'''
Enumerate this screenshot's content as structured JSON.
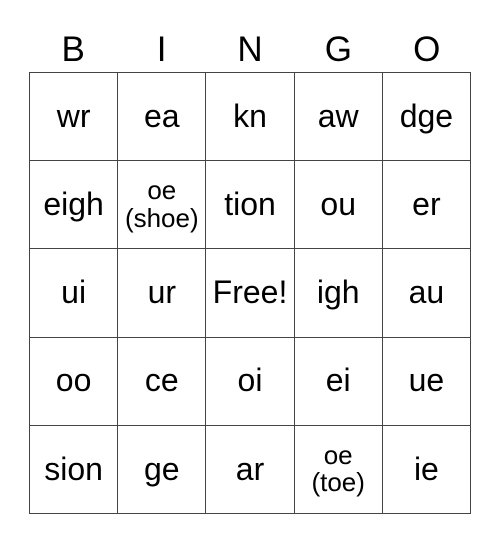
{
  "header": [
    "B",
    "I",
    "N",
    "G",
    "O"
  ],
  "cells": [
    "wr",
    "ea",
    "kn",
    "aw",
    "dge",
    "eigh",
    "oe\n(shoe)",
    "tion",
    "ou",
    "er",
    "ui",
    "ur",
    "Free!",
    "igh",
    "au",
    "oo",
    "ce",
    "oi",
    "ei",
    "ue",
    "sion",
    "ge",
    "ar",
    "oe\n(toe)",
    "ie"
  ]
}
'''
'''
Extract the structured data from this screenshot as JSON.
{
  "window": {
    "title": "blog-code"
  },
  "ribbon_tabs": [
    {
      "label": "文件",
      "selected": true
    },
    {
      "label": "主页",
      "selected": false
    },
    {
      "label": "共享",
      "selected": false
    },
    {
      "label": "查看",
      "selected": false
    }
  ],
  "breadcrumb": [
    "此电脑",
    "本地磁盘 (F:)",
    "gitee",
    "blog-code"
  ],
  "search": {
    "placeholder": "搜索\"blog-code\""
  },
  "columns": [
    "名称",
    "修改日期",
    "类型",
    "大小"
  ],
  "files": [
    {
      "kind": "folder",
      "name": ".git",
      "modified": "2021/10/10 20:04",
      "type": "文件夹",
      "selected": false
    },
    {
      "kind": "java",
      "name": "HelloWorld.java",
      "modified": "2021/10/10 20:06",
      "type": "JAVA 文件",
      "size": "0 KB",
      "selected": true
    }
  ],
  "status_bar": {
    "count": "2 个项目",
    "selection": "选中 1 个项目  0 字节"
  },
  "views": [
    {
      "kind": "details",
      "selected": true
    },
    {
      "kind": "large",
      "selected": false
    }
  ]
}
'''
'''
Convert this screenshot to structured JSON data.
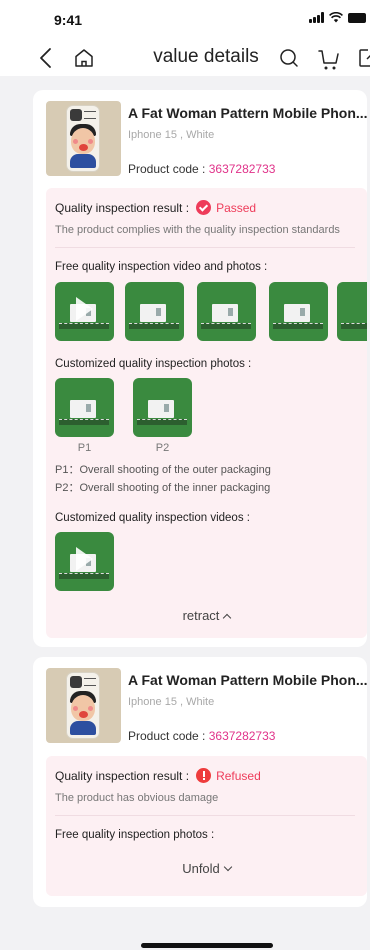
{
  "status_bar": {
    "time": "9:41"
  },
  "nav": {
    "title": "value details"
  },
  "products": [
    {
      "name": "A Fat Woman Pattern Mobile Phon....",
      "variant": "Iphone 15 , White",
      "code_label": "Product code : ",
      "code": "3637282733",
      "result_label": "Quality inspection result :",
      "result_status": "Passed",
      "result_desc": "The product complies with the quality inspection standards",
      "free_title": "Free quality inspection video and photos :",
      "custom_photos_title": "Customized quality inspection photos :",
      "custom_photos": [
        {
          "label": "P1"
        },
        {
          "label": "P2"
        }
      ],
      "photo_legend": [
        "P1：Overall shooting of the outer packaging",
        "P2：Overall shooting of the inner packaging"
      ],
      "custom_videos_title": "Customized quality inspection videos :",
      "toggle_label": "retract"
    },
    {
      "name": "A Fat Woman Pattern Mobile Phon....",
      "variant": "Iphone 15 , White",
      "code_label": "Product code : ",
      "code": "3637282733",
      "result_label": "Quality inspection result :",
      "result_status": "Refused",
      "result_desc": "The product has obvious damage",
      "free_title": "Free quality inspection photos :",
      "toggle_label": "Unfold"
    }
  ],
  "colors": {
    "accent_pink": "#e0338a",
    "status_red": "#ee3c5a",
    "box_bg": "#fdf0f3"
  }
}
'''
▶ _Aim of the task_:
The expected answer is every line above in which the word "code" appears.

▶ _Exercise output_:
    "title": "blog-code"
    "blog-code"
    "placeholder": "搜索\"blog-code\""
      "code_label": "Product code : ",
      "code": "3637282733",
      "code_label": "Product code : ",
      "code": "3637282733",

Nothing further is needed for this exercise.